Sunday, April 17, 2016

Timing is Everything, Including Puberty

Children get a lot of things from their parents through genetics, including eye color, height, and even when they start to hit puberty. A study done by Dr. ChristienWohfahrt-Veje- a growth and development researcher at the University of Copenhagen- collected data over seven years from boys and girl’s medical records to find out when the children hit puberty. This was correlated back to their mothers and father’s recollection of when they first hit puberty. Through this study they have found that the fathers that were early had sons that tended to develop pubic hair almost a year earlier than other boys whose fathers hit puberty later. They also saw that this same correlation was true for the growth of enlarged testes which was about 10 months earlier. The mothers of the early bloomers also had contributed to their sons early puberty. The mothers that developed earlier had sons that had genital maturation about seven months earlier than the boys that had mothers that developed later. Girls also had their mothers and fathers contribute to how early they were hitting puberty. Fathers that developed early did have daughter that started their menstruation cycle about 11 months’ sooner than the girls that had fathers that developed later. Mothers that matured earlier typically had daughters that experienced their menstruation cycle about 10 months earlier. Although genetics plays apart in how soon or late children hit puberty, the environment has to be accounted for as well.
Environmental factors have been more influential on the girls than the boys. Early breast development in girls did not appear to be correlated to how early their fathers were hitting puberty. In recent studies it has been show that children in general are hitting puberty at earlier ages than pervious years, especially the girls. This seems to be true in the more developed countries than non developed countries. Due to these observations researchers believe that the environment like diet, obesity and chemicals are the causes.
These children that are early bloomers may see some disadvantages and problems as they grow older. For example, they are at risk of being obese as adults as well as hitting some social and emotional problems including early encounters with sex. These children can also be shorter than average because they hit a growth spurt early than average in which their growing cycle stops earlier than everyone else. All of these observations and correlations could be flawed due to the information that was received from the parents. The parents could have not given the correct timing of their puberty, as well as there were mothers that submitted their timings than men. However from the information that the researchers did receive, they can infer that the kids that developed earlier most likely came from a long line of that developed earlier.
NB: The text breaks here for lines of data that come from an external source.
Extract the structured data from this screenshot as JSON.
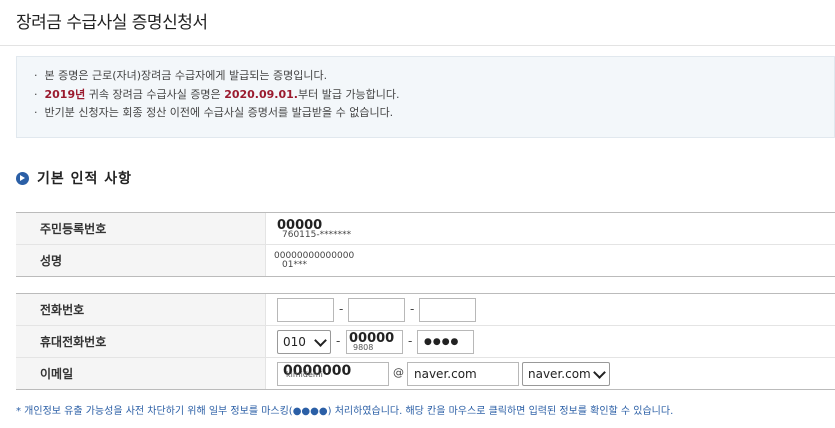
{
  "page": {
    "title": "장려금 수급사실 증명신청서"
  },
  "notice": {
    "line1": "본 증명은 근로(자녀)장려금 수급자에게 발급되는 증명입니다.",
    "line2_year": "2019년",
    "line2_mid": " 귀속 장려금 수급사실 증명은 ",
    "line2_date": "2020.09.01.",
    "line2_end": "부터 발급 가능합니다.",
    "line3": "반기분 신청자는 회종 정산 이전에 수급사실 증명서를 발급받을 수 없습니다."
  },
  "section": {
    "title": "기본 인적 사항"
  },
  "basic": {
    "rrn_label": "주민등록번호",
    "rrn_mask_big": "00000",
    "rrn_mask_small": "760115-*******",
    "name_label": "성명",
    "name_mask_line1": "00000000000000",
    "name_mask_line2": "01***"
  },
  "contact": {
    "phone_label": "전화번호",
    "mobile_label": "휴대전화번호",
    "mobile_prefix": "010",
    "mobile_mid_mask": "00000",
    "mobile_mid_small": "9808",
    "mobile_last": "●●●●",
    "email_label": "이메일",
    "email_id_mask": "0000000",
    "email_id_small": "kimidemi",
    "email_at": "@",
    "email_domain": "naver.com",
    "email_domain_select": "naver.com",
    "dash": "-"
  },
  "footnote": "* 개인정보 유출 가능성을 사전 차단하기 위해 일부 정보를 마스킹(●●●●) 처리하였습니다. 해당 칸을 마우스로 클릭하면 입력된 정보를 확인할 수 있습니다."
}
This is interesting because I have heard about the environment starting to become a big factor in the early development of children. Though I am not much older than "generation z", I have seen over the years these kids developing earlier and earlier. Due to this increase I have also seen the kids that are developing earlier start to act as if they were actually the age they should have been when they hit puberty (about 7th and 8th grade). As the study said the environment seems to effect the girls more than the boys. I wonder when their children will hit puberty at an early age or not, and if so how long is that pattern going to go and will their be an age limitation?

1 comment:

  1. As you pointed out, although we are not much older than Generation Z (I miss it by 4yrs), it definitely seems that they all act much older compared to how I remember me and other classmates acting when we were there age. However, I've always figured it was a combination of environmental factors, such as added hormones/chemicals in food and social media. I've never thought though that this could be due to the pattern/influence of the offspring's parents having earlier and earlier puberty. However, I wonder if it will just progressively get younger and younger or if it will eventually halt at a certain age?